Data shown below:

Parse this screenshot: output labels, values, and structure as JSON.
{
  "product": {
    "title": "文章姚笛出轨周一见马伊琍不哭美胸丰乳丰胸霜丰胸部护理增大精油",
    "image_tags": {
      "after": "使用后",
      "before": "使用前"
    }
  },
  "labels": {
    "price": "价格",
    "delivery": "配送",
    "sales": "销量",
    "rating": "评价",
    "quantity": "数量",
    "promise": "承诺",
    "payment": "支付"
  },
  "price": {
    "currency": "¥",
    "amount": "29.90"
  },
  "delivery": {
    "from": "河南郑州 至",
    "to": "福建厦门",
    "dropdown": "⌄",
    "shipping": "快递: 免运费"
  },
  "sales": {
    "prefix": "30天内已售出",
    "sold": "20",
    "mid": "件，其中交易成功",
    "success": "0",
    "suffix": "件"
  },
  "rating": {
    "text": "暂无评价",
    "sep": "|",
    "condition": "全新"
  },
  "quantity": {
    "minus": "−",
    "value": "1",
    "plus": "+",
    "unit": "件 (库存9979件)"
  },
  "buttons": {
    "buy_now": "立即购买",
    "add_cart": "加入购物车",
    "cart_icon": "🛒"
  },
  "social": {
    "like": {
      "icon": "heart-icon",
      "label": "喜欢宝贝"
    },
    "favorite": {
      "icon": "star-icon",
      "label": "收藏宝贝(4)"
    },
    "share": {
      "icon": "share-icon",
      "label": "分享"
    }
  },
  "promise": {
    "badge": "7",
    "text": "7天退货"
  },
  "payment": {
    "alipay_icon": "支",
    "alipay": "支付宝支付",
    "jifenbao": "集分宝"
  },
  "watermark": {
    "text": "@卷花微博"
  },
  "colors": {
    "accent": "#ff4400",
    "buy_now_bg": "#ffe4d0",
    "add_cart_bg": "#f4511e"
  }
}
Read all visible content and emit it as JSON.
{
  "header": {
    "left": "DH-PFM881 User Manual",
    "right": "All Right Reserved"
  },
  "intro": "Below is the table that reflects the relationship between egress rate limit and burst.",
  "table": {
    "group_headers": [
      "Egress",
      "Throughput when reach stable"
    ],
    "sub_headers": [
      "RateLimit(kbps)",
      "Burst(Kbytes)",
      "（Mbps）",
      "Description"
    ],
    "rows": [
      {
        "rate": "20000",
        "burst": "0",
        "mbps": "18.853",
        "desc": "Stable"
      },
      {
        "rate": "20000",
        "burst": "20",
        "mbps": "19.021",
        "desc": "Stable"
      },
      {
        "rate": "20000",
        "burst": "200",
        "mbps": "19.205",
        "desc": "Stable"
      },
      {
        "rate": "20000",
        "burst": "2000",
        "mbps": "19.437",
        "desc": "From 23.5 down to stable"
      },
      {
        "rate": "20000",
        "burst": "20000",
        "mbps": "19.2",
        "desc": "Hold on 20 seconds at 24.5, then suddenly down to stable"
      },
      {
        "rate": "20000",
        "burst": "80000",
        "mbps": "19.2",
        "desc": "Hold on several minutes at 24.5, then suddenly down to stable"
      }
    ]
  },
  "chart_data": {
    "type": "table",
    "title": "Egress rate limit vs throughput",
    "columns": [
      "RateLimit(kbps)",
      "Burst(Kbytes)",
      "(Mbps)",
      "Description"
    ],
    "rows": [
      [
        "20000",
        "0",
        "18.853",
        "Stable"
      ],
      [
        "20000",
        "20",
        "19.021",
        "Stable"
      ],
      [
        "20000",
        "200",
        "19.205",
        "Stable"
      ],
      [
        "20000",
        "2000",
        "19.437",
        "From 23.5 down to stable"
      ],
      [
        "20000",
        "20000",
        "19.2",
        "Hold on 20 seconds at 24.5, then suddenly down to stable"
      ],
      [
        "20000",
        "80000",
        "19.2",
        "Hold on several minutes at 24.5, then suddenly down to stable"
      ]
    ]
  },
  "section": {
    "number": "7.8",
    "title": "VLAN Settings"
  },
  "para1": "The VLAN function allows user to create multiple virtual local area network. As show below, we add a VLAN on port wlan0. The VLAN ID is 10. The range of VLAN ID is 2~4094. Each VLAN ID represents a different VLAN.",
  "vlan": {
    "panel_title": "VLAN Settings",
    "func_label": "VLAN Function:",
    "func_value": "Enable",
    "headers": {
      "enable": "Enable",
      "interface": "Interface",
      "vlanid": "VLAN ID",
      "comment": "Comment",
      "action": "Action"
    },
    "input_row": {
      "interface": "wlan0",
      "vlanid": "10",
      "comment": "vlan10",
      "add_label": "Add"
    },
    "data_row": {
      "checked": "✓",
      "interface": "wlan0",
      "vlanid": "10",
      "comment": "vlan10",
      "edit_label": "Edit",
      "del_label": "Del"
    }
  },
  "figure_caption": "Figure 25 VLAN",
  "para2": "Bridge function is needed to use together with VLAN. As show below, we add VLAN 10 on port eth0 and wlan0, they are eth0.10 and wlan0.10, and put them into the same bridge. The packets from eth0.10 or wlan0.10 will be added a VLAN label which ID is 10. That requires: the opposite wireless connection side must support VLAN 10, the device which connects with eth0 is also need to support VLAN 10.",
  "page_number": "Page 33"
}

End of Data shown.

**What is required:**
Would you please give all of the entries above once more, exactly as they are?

**Task result:**
Parse this screenshot: output labels, values, and structure as JSON.
{
  "product": {
    "title": "文章姚笛出轨周一见马伊琍不哭美胸丰乳丰胸霜丰胸部护理增大精油",
    "image_tags": {
      "after": "使用后",
      "before": "使用前"
    }
  },
  "labels": {
    "price": "价格",
    "delivery": "配送",
    "sales": "销量",
    "rating": "评价",
    "quantity": "数量",
    "promise": "承诺",
    "payment": "支付"
  },
  "price": {
    "currency": "¥",
    "amount": "29.90"
  },
  "delivery": {
    "from": "河南郑州 至",
    "to": "福建厦门",
    "dropdown": "⌄",
    "shipping": "快递: 免运费"
  },
  "sales": {
    "prefix": "30天内已售出",
    "sold": "20",
    "mid": "件，其中交易成功",
    "success": "0",
    "suffix": "件"
  },
  "rating": {
    "text": "暂无评价",
    "sep": "|",
    "condition": "全新"
  },
  "quantity": {
    "minus": "−",
    "value": "1",
    "plus": "+",
    "unit": "件 (库存9979件)"
  },
  "buttons": {
    "buy_now": "立即购买",
    "add_cart": "加入购物车",
    "cart_icon": "🛒"
  },
  "social": {
    "like": {
      "icon": "heart-icon",
      "label": "喜欢宝贝"
    },
    "favorite": {
      "icon": "star-icon",
      "label": "收藏宝贝(4)"
    },
    "share": {
      "icon": "share-icon",
      "label": "分享"
    }
  },
  "promise": {
    "badge": "7",
    "text": "7天退货"
  },
  "payment": {
    "alipay_icon": "支",
    "alipay": "支付宝支付",
    "jifenbao": "集分宝"
  },
  "watermark": {
    "text": "@卷花微博"
  },
  "colors": {
    "accent": "#ff4400",
    "buy_now_bg": "#ffe4d0",
    "add_cart_bg": "#f4511e"
  }
}
Read all visible content and emit it as JSON.
{
  "header": {
    "left": "DH-PFM881 User Manual",
    "right": "All Right Reserved"
  },
  "intro": "Below is the table that reflects the relationship between egress rate limit and burst.",
  "table": {
    "group_headers": [
      "Egress",
      "Throughput when reach stable"
    ],
    "sub_headers": [
      "RateLimit(kbps)",
      "Burst(Kbytes)",
      "（Mbps）",
      "Description"
    ],
    "rows": [
      {
        "rate": "20000",
        "burst": "0",
        "mbps": "18.853",
        "desc": "Stable"
      },
      {
        "rate": "20000",
        "burst": "20",
        "mbps": "19.021",
        "desc": "Stable"
      },
      {
        "rate": "20000",
        "burst": "200",
        "mbps": "19.205",
        "desc": "Stable"
      },
      {
        "rate": "20000",
        "burst": "2000",
        "mbps": "19.437",
        "desc": "From 23.5 down to stable"
      },
      {
        "rate": "20000",
        "burst": "20000",
        "mbps": "19.2",
        "desc": "Hold on 20 seconds at 24.5, then suddenly down to stable"
      },
      {
        "rate": "20000",
        "burst": "80000",
        "mbps": "19.2",
        "desc": "Hold on several minutes at 24.5, then suddenly down to stable"
      }
    ]
  },
  "chart_data": {
    "type": "table",
    "title": "Egress rate limit vs throughput",
    "columns": [
      "RateLimit(kbps)",
      "Burst(Kbytes)",
      "(Mbps)",
      "Description"
    ],
    "rows": [
      [
        "20000",
        "0",
        "18.853",
        "Stable"
      ],
      [
        "20000",
        "20",
        "19.021",
        "Stable"
      ],
      [
        "20000",
        "200",
        "19.205",
        "Stable"
      ],
      [
        "20000",
        "2000",
        "19.437",
        "From 23.5 down to stable"
      ],
      [
        "20000",
        "20000",
        "19.2",
        "Hold on 20 seconds at 24.5, then suddenly down to stable"
      ],
      [
        "20000",
        "80000",
        "19.2",
        "Hold on several minutes at 24.5, then suddenly down to stable"
      ]
    ]
  },
  "section": {
    "number": "7.8",
    "title": "VLAN Settings"
  },
  "para1": "The VLAN function allows user to create multiple virtual local area network. As show below, we add a VLAN on port wlan0. The VLAN ID is 10. The range of VLAN ID is 2~4094. Each VLAN ID represents a different VLAN.",
  "vlan": {
    "panel_title": "VLAN Settings",
    "func_label": "VLAN Function:",
    "func_value": "Enable",
    "headers": {
      "enable": "Enable",
      "interface": "Interface",
      "vlanid": "VLAN ID",
      "comment": "Comment",
      "action": "Action"
    },
    "input_row": {
      "interface": "wlan0",
      "vlanid": "10",
      "comment": "vlan10",
      "add_label": "Add"
    },
    "data_row": {
      "checked": "✓",
      "interface": "wlan0",
      "vlanid": "10",
      "comment": "vlan10",
      "edit_label": "Edit",
      "del_label": "Del"
    }
  },
  "figure_caption": "Figure 25 VLAN",
  "para2": "Bridge function is needed to use together with VLAN. As show below, we add VLAN 10 on port eth0 and wlan0, they are eth0.10 and wlan0.10, and put them into the same bridge. The packets from eth0.10 or wlan0.10 will be added a VLAN label which ID is 10. That requires: the opposite wireless connection side must support VLAN 10, the device which connects with eth0 is also need to support VLAN 10.",
  "page_number": "Page 33"
}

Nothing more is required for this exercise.